I was working on a painting when John woke up from his nap and came looking for me. As soon as he saw what I was doing, he wanted to paint too. My wooden 'canvas' used to be a religious carving. It wasn't really my style, but I thought the lines and the different woods used to make up the image would look interesting as a foundation. This is what it looks like so far; I still have a few more steps to go.

And of course I started watching Thirteen Reason Why on Netflix. It's based on the 2007 YA novel by Jay Asher, and was adapted into a mini-series.

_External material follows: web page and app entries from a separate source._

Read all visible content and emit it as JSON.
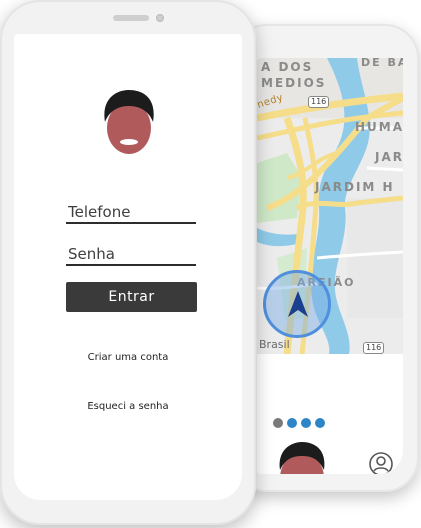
{
  "map_screen": {
    "labels": {
      "midios_line1": "A DOS",
      "midios_line2": "MEDIOS",
      "debai": "DE BA",
      "road": "nedy",
      "humai": "HUMA",
      "jar": "JAR",
      "jardim": "JARDIM H",
      "areiao": "AREIÃO",
      "brasil": "Brasil"
    },
    "route_shields": [
      "116",
      "116"
    ],
    "pager_dots": [
      {
        "color": "#7a7a7a"
      },
      {
        "color": "#2e86c8"
      },
      {
        "color": "#2e86c8"
      },
      {
        "color": "#2e86c8"
      }
    ]
  },
  "login": {
    "phone_placeholder": "Telefone",
    "password_placeholder": "Senha",
    "enter_label": "Entrar",
    "create_account_label": "Criar uma conta",
    "forgot_password_label": "Esqueci a senha"
  },
  "colors": {
    "button": "#3a3a3a",
    "accent_blue": "#2e86c8",
    "map_road": "#f5dd8a",
    "map_water": "#8fcbe8"
  }
}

The book focuses on Clay. Clay's classmate Hannah committed suicide, and instead of leaving a regular note, she recorded her story on thirteen cassette tapes. She left specific instructions as to who should receive the tapes, how to listen to them, and when to forward them to the next person on the list. The people who receive the tapes find out while listening what impact, negative or positive, they had on Hannah's life. As Clay listens, he finds out all the factors in her life that conspired against her and led to her sad decision. I loved this book because YA novels that focus on teens with emotional/mental health issues are one of my favorite themes. The series is good, but of course the book should be read first.

Saturday, April 1, 2017

Scary Teeth

I’ve written before about how a character’s teeth can often inform a reader/viewer about the character’s personality; is this character on the side of Good or Evil? A character that has a nice smile is often (but not always!) a good guy, and a character whose teeth are stained, rotting, very crooked or missing is often a bad guy. I know that it’s not just me that notices these traits in fictitious people, and I also don’t think it’s a coincidence. If an author/creator wants to craft someone with malicious intent, someone who does not have anything good inside them like consideration or morals or a conscience, then it’s only natural that something in the character’s appearance would indicate the decay within. And the place we usually associate with the word “decay” is teeth.

With the 6th graders that I see once a week, I read to them from Alvin Schwartz’s Scary Stories books, and I match up the stories with episodes of Are You Afraid of the Dark? Last week we were watching an episode and one of the students specifically commented on the villain’s teeth, and I asked why she thinks that the bad guys always seem to have bad teeth. I don’t know if she completely understood the metaphor I was trying to communicate to her, but just the fact that she noticed and commented told me that the kids are observing the the tales and piecing together themes and ideas that are consistent in horror/folk tales.

Marie, the mysterious shopkeeper in "The Tale of the Vacant Lot" has yellowed teeth, and infected skin

Dr. Vink, a recurring character, also sports corn-on-the-cob colored teeth

Nosferatu the vampire in "The Tale of the Midnight Madness"

Yikes- I guess vampires don't get dental plans.